betting, correctly, that I wasn't about to let the cost of repairs to me,
the builder, kill a $650K deal, so we ate it.
The same inspector scared the hell out of the homeowners with totally false
information about the safety of the code required arc-fault breakers in the
bedrooms, and wrote up the wrong AC unit for what was an unnecessary
"repair" in any event ... and, back on your topic, as he was walking out the
front door after being paid, told the buyer that the wall switch to turn off
the upstairs balcony lights didn't work ... you guessed it ... it was a
three way switch! :(
I've got plenty more "3rd party Inspector Closeau" stories, but I'll quit
Or backs up or lets in noxious gases . . .

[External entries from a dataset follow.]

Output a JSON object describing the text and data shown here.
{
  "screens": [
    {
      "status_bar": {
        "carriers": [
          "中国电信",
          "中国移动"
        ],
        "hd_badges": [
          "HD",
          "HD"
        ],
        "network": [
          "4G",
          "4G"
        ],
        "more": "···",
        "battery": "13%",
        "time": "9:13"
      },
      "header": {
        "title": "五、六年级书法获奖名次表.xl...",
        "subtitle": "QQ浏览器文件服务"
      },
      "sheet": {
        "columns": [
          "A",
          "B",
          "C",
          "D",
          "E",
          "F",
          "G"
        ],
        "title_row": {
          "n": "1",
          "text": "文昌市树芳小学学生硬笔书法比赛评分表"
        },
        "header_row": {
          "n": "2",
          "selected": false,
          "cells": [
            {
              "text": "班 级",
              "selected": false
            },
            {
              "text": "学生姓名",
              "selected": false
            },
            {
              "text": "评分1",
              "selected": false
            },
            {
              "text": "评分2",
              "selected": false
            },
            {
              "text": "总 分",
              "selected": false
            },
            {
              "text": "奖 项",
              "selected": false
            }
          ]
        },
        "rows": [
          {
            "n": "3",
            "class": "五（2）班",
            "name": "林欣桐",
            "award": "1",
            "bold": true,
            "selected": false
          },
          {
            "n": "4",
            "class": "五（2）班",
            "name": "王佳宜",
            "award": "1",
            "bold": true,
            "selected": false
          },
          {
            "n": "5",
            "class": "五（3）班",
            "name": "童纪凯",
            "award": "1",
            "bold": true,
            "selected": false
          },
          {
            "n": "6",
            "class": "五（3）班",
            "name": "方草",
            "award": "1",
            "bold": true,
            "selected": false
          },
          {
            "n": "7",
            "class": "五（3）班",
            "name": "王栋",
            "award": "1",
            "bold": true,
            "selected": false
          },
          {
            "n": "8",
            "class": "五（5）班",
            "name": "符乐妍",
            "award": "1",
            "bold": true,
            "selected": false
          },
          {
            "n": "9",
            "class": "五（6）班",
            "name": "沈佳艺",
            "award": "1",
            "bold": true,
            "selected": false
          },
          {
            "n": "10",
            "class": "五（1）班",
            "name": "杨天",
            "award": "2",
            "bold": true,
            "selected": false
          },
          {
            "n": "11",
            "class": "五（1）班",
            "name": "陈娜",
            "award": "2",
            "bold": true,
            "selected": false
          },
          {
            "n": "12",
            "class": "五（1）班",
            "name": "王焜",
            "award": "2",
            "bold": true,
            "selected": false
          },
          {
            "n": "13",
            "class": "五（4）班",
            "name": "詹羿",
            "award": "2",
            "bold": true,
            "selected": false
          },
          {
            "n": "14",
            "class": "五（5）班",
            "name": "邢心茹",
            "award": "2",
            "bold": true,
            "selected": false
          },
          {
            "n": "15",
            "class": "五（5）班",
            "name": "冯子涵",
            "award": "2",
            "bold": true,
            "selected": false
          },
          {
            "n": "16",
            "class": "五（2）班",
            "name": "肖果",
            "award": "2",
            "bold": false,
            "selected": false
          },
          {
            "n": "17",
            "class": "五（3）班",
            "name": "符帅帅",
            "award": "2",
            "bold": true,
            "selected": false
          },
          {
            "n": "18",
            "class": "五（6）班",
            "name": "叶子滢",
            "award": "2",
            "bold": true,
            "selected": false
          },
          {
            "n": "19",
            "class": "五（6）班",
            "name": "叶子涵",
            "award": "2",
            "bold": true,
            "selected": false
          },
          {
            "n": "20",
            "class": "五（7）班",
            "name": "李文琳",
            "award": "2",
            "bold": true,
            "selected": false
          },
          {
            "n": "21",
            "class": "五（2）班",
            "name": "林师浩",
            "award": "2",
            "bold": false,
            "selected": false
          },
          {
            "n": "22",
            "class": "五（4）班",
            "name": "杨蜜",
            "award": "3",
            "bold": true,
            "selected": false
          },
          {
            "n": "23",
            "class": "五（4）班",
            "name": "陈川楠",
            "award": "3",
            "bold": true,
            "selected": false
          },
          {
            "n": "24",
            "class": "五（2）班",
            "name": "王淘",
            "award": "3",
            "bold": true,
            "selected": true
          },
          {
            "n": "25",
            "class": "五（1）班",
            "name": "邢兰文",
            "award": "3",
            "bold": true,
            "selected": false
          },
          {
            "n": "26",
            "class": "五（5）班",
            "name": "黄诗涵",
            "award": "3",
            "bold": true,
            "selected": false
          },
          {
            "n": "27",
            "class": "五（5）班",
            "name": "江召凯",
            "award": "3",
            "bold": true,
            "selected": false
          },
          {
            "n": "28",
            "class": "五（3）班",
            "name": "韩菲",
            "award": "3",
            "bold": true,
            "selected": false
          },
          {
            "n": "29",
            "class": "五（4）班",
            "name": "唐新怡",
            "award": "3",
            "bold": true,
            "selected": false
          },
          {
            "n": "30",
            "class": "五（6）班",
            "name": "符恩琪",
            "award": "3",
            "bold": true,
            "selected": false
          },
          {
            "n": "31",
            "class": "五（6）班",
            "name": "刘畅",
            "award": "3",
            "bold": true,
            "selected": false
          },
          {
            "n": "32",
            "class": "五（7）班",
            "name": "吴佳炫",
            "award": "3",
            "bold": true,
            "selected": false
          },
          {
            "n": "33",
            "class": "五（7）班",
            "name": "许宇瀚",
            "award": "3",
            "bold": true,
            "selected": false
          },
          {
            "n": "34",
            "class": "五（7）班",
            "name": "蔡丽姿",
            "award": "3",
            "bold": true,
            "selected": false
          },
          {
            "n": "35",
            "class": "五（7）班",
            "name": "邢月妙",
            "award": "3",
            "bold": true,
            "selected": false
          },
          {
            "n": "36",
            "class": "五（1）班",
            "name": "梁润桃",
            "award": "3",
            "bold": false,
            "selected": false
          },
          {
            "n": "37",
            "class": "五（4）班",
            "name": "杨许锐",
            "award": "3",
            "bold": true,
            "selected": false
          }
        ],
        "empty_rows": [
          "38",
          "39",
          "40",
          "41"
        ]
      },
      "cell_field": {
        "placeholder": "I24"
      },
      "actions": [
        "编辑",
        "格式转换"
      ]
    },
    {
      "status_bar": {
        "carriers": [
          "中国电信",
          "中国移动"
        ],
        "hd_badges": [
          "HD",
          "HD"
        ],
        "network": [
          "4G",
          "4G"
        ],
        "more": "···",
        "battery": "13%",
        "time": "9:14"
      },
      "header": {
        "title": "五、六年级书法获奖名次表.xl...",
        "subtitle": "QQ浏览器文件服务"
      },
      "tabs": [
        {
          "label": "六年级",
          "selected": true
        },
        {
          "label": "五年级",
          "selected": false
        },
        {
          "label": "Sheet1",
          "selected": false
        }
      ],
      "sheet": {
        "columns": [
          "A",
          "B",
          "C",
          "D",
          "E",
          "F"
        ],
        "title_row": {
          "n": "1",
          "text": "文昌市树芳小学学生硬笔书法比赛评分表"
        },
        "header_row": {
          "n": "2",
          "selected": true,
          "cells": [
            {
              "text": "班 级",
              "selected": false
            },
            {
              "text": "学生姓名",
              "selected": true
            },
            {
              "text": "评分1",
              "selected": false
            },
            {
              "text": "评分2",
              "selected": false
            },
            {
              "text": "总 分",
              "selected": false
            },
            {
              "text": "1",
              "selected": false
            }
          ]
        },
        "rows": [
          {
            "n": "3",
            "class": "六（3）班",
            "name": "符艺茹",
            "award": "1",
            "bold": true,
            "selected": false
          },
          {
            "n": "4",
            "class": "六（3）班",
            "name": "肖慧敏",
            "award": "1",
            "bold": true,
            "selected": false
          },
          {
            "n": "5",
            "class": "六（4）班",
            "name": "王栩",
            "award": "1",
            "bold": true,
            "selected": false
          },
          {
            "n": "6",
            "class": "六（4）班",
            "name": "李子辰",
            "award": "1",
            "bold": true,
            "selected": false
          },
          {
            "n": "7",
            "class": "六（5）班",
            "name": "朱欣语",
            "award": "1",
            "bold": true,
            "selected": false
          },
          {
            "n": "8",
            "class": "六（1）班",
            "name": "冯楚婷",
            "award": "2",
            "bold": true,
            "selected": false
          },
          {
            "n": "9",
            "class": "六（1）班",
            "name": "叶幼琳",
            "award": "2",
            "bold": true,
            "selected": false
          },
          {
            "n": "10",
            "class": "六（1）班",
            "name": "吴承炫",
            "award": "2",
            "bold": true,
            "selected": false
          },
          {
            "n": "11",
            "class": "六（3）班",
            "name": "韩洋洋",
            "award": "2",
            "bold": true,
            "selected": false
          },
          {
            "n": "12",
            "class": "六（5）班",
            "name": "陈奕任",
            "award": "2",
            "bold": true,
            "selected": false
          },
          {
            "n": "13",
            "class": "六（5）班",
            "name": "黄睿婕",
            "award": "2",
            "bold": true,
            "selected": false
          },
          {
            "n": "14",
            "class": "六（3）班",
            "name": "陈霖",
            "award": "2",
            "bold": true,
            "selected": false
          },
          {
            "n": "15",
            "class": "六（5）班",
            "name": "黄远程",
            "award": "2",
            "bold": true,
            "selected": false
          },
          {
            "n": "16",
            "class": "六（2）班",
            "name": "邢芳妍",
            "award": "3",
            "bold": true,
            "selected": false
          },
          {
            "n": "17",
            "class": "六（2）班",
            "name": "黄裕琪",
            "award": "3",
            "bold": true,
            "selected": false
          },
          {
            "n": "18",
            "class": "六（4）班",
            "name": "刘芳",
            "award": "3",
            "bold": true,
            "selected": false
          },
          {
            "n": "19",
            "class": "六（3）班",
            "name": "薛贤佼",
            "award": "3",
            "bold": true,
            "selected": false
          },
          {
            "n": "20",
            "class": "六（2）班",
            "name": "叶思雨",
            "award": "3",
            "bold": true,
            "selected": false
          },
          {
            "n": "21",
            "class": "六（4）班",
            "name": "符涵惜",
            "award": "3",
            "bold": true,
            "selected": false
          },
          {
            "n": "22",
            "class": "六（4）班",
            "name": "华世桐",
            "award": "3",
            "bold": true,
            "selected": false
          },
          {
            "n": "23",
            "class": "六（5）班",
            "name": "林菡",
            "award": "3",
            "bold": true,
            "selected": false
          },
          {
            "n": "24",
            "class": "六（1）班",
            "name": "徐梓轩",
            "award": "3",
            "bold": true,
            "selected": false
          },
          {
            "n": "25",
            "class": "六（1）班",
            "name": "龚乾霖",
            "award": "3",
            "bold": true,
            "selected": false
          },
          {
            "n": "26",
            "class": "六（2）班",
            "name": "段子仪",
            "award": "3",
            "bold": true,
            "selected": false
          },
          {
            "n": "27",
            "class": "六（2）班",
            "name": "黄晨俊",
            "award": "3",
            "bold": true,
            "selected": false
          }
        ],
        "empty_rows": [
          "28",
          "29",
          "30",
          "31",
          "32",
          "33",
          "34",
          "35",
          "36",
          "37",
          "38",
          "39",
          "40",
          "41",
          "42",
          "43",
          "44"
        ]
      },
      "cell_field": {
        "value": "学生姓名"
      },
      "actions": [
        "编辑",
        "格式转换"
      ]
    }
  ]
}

And if it leaks in an inconspicuous place and the leak decides to
drain outside under the siding then your first notice of it may well
be when you put your foot through the floor.
I don't really want to argue with the above statement, but most places that
I am aware of (in Canada) the permit fees do not come anywhere close to the
actual cost of inspections and any effect on property taxes, other than for
the most major types of renovations or additions, is negligible.
Didn't say that. Here if your home has gone up lets say 100,000.00 and you
add an attached porch, guess what? You get reassessed and you are now
paying taxes on the added value of the porch and the 100,000,00 it's now
worth. That's kinda reversed in the last 2 years with folks contacting
the County Tax Man to reassess what the home is worth today.
"You can lead them to LINUX
but you can't make them THINK"
HomeOwnersHub.com is a website for homeowners and building and maintenance pros. It is not affiliated with any of the manufacturers or service providers discussed here.
All logos and trade names are the property of their respective owners.